Two new Twitter accounts that call themselves "rogue" representatives for NASA and the National Oceanic and Atmospheric Administration (NOAA) have popped up over the past few days. The accounts, which have no official ties to either agency, are a response to the Trump administration's order for at least four government agencies to stop all communications with the public, according to The New York Times. Other government science agencies have started such "rogue" accounts as well; you can see a full list of the "rogue" feeds here.
On the space side, a trio of Twitter feeds (@RogueNASA, @Resistance_NASA and @AltNASA) have cropped up, though, as SpaceNews' Jeff Foust reports, NASA has not been affected by any restrictions on research or communications like those reportedly affecting the Environmental Protection Agency and others. For example, NASA's main climate change website, climate.nasa.gov, remains online and shows the current global levels of carbon dioxide, as well as temperature-rise data and arctic and land ice changes.
The @RogueNASA feed bills itself as "the unofficial 'Resistance' team of NASA" and clearly states that it is not an official NASA account, as do the other "rogue" feeds. Tweets from the account have encouraged people to follow NASA's official Twitter accounts, such as @NASAClimate, @NASAEarthand @WomenNASA.
On the NOAA side, accounts such as @RogueNOAA and @AltNOAA have appeared. Like NASA, NOAA has not been affected by research and communications restrictions from the Trump administration — a fact highlighted by the folks behind @RogueNOAA:
NOAA works closely with NASA on Earth observation satellites, weather tracking and climate research. The two agencies launched the GOES-16 weather satellite last November.
On Monday (Jan. 23), NOAA unveiled the first spectacular photos of Earth by GOES-16 as it began its observation campaign. The images included an amazing "Blue Marble" view, as well as a jaw-dropping view of the moon and Earth as seen by GOES-16.

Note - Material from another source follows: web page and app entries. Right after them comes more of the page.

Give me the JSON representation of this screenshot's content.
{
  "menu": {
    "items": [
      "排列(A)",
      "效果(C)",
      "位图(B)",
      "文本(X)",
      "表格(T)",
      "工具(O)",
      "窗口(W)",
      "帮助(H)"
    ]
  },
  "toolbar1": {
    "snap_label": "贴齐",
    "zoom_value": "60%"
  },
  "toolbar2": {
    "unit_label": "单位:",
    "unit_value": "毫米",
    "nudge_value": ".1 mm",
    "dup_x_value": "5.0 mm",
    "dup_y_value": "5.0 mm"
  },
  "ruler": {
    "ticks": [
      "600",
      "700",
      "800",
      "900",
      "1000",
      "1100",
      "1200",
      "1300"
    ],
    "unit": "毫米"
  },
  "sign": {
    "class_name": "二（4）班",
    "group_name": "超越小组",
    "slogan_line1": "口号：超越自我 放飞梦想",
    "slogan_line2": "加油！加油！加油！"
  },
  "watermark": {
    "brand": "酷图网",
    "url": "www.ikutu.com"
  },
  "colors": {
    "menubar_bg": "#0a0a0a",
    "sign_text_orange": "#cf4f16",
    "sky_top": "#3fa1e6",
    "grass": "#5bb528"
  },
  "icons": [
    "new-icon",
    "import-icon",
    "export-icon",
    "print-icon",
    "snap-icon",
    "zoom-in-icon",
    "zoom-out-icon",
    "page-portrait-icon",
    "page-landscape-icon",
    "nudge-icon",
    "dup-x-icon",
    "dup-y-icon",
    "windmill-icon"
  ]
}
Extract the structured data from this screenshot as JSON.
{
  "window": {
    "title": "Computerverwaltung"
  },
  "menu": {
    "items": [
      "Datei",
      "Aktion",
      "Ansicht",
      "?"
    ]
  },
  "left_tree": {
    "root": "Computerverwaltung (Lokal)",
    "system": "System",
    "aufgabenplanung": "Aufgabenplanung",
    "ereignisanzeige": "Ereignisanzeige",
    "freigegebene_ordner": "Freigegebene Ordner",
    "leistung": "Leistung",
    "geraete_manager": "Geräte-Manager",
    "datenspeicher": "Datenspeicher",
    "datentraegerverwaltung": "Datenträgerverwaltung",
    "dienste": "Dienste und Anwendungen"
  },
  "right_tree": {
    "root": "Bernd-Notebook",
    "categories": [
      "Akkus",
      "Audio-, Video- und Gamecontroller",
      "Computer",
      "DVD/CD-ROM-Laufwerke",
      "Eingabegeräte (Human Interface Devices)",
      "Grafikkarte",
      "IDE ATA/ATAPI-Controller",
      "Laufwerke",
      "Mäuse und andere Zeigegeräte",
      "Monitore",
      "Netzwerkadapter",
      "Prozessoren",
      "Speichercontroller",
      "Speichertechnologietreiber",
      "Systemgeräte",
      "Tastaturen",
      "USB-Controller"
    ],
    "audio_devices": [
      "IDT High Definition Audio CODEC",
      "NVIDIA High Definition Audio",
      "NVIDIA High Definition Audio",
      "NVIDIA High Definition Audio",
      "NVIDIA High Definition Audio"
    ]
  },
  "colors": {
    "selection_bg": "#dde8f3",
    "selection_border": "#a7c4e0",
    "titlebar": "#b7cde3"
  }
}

Meanwhile, scientists across the United States are drawing up plans for a march in Washington, D.C., in response to the Trump administration. Space.com's sister site Live Science has full details on the scientists' march here.